THE PROBLEM: Write the records below out again exactly as given, with no images.
____
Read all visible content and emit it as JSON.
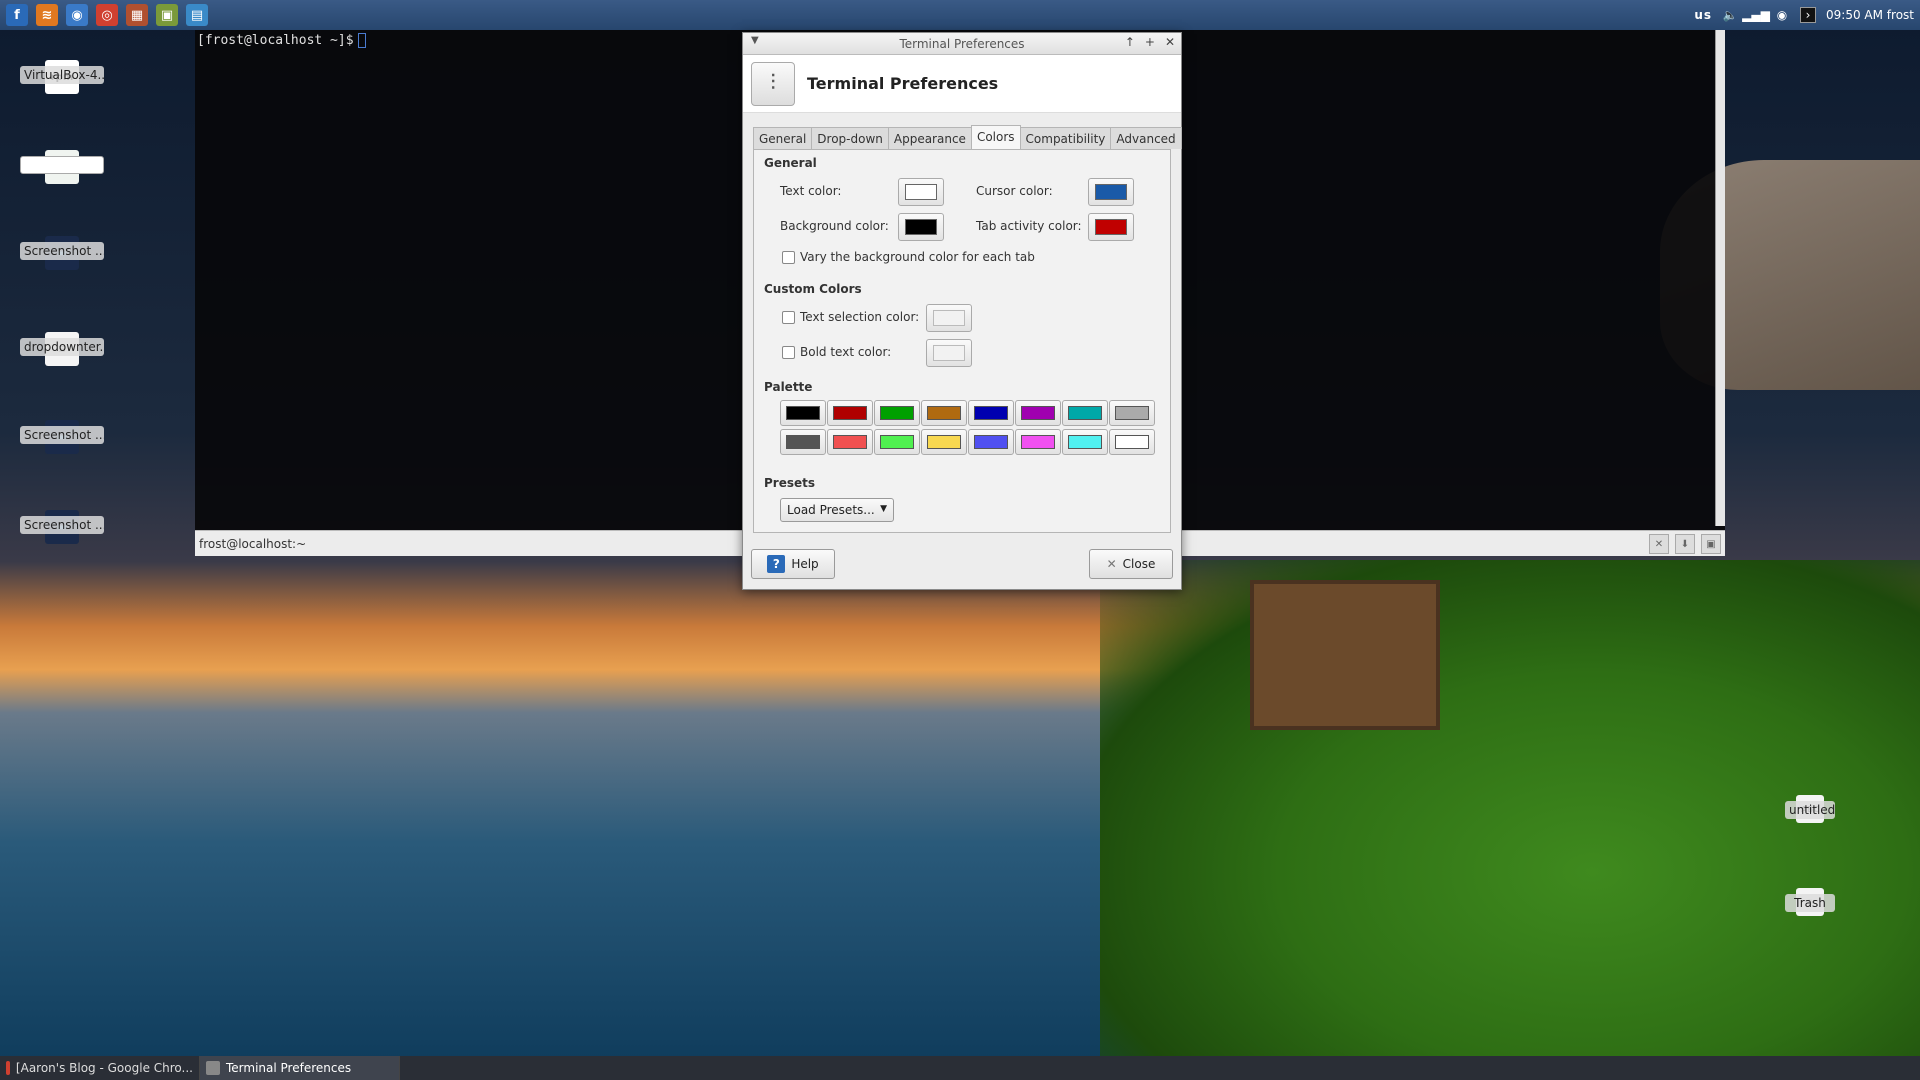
{
  "top_panel": {
    "launchers": [
      {
        "name": "fedora-menu-icon",
        "glyph": "f",
        "color": "#2a6ab8"
      },
      {
        "name": "rss-icon",
        "glyph": "≋",
        "color": "#e07820"
      },
      {
        "name": "web-browser-icon",
        "glyph": "◉",
        "color": "#3a7ac8"
      },
      {
        "name": "chrome-icon",
        "glyph": "◎",
        "color": "#d04030"
      },
      {
        "name": "firewall-icon",
        "glyph": "▦",
        "color": "#b05030"
      },
      {
        "name": "notes-icon",
        "glyph": "▣",
        "color": "#7a9a3a"
      },
      {
        "name": "monitor-icon",
        "glyph": "▤",
        "color": "#3a8ac8"
      }
    ],
    "tray": {
      "keyboard": "us",
      "clock": "09:50 AM",
      "user": "frost"
    }
  },
  "desktop_icons": [
    {
      "label": "VirtualBox-4...",
      "glyph": "rpm",
      "bg": "#ffffff",
      "fg": "#000000"
    },
    {
      "label": "",
      "glyph": "C",
      "bg": "#f0f4f0",
      "fg": "#3a9a4a"
    },
    {
      "label": "Screenshot ...",
      "glyph": "▬",
      "bg": "#1a2a4a",
      "fg": "#5a9ad0"
    },
    {
      "label": "dropdownter...",
      "glyph": "≡",
      "bg": "#f5f5f5",
      "fg": "#888888"
    },
    {
      "label": "Screenshot ...",
      "glyph": "▬",
      "bg": "#1a2a4a",
      "fg": "#5a9ad0"
    },
    {
      "label": "Screenshot ...",
      "glyph": "▬",
      "bg": "#1a2a4a",
      "fg": "#5a9ad0"
    }
  ],
  "right_icons": [
    {
      "label": "untitled",
      "glyph": "ABC"
    },
    {
      "label": "Trash",
      "glyph": "♲"
    }
  ],
  "terminal": {
    "prompt": "[frost@localhost ~]$",
    "status": "frost@localhost:~"
  },
  "dialog": {
    "window_title": "Terminal Preferences",
    "header_title": "Terminal Preferences",
    "tabs": [
      "General",
      "Drop-down",
      "Appearance",
      "Colors",
      "Compatibility",
      "Advanced"
    ],
    "active_tab": "Colors",
    "general": {
      "section": "General",
      "text_color_label": "Text color:",
      "cursor_color_label": "Cursor color:",
      "background_color_label": "Background color:",
      "tab_activity_color_label": "Tab activity color:",
      "vary_label": "Vary the background color for each tab",
      "text_color": "#ffffff",
      "cursor_color": "#1a5aa8",
      "background_color": "#000000",
      "tab_activity_color": "#c00000"
    },
    "custom": {
      "section": "Custom Colors",
      "text_selection_label": "Text selection color:",
      "bold_text_label": "Bold text color:",
      "text_selection_color": "#f2f2f2",
      "bold_text_color": "#f2f2f2"
    },
    "palette": {
      "section": "Palette",
      "colors": [
        "#000000",
        "#b00000",
        "#00a000",
        "#b06a10",
        "#0000b0",
        "#a000b0",
        "#00a8a8",
        "#aaaaaa",
        "#555555",
        "#f05050",
        "#50f050",
        "#f8d850",
        "#5050f0",
        "#f050f0",
        "#50f0f0",
        "#ffffff"
      ]
    },
    "presets": {
      "section": "Presets",
      "selected": "Load Presets..."
    },
    "help_label": "Help",
    "close_label": "Close"
  },
  "taskbar": [
    {
      "label": "[Aaron's Blog - Google Chro...",
      "active": false
    },
    {
      "label": "Terminal Preferences",
      "active": true
    }
  ]
}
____
TASK OUTPUT:
Read all visible content and emit it as JSON.
{
  "top_panel": {
    "launchers": [
      {
        "name": "fedora-menu-icon",
        "glyph": "f",
        "color": "#2a6ab8"
      },
      {
        "name": "rss-icon",
        "glyph": "≋",
        "color": "#e07820"
      },
      {
        "name": "web-browser-icon",
        "glyph": "◉",
        "color": "#3a7ac8"
      },
      {
        "name": "chrome-icon",
        "glyph": "◎",
        "color": "#d04030"
      },
      {
        "name": "firewall-icon",
        "glyph": "▦",
        "color": "#b05030"
      },
      {
        "name": "notes-icon",
        "glyph": "▣",
        "color": "#7a9a3a"
      },
      {
        "name": "monitor-icon",
        "glyph": "▤",
        "color": "#3a8ac8"
      }
    ],
    "tray": {
      "keyboard": "us",
      "clock": "09:50 AM",
      "user": "frost"
    }
  },
  "desktop_icons": [
    {
      "label": "VirtualBox-4...",
      "glyph": "rpm",
      "bg": "#ffffff",
      "fg": "#000000"
    },
    {
      "label": "",
      "glyph": "C",
      "bg": "#f0f4f0",
      "fg": "#3a9a4a"
    },
    {
      "label": "Screenshot ...",
      "glyph": "▬",
      "bg": "#1a2a4a",
      "fg": "#5a9ad0"
    },
    {
      "label": "dropdownter...",
      "glyph": "≡",
      "bg": "#f5f5f5",
      "fg": "#888888"
    },
    {
      "label": "Screenshot ...",
      "glyph": "▬",
      "bg": "#1a2a4a",
      "fg": "#5a9ad0"
    },
    {
      "label": "Screenshot ...",
      "glyph": "▬",
      "bg": "#1a2a4a",
      "fg": "#5a9ad0"
    }
  ],
  "right_icons": [
    {
      "label": "untitled",
      "glyph": "ABC"
    },
    {
      "label": "Trash",
      "glyph": "♲"
    }
  ],
  "terminal": {
    "prompt": "[frost@localhost ~]$",
    "status": "frost@localhost:~"
  },
  "dialog": {
    "window_title": "Terminal Preferences",
    "header_title": "Terminal Preferences",
    "tabs": [
      "General",
      "Drop-down",
      "Appearance",
      "Colors",
      "Compatibility",
      "Advanced"
    ],
    "active_tab": "Colors",
    "general": {
      "section": "General",
      "text_color_label": "Text color:",
      "cursor_color_label": "Cursor color:",
      "background_color_label": "Background color:",
      "tab_activity_color_label": "Tab activity color:",
      "vary_label": "Vary the background color for each tab",
      "text_color": "#ffffff",
      "cursor_color": "#1a5aa8",
      "background_color": "#000000",
      "tab_activity_color": "#c00000"
    },
    "custom": {
      "section": "Custom Colors",
      "text_selection_label": "Text selection color:",
      "bold_text_label": "Bold text color:",
      "text_selection_color": "#f2f2f2",
      "bold_text_color": "#f2f2f2"
    },
    "palette": {
      "section": "Palette",
      "colors": [
        "#000000",
        "#b00000",
        "#00a000",
        "#b06a10",
        "#0000b0",
        "#a000b0",
        "#00a8a8",
        "#aaaaaa",
        "#555555",
        "#f05050",
        "#50f050",
        "#f8d850",
        "#5050f0",
        "#f050f0",
        "#50f0f0",
        "#ffffff"
      ]
    },
    "presets": {
      "section": "Presets",
      "selected": "Load Presets..."
    },
    "help_label": "Help",
    "close_label": "Close"
  },
  "taskbar": [
    {
      "label": "[Aaron's Blog - Google Chro...",
      "active": false
    },
    {
      "label": "Terminal Preferences",
      "active": true
    }
  ]
}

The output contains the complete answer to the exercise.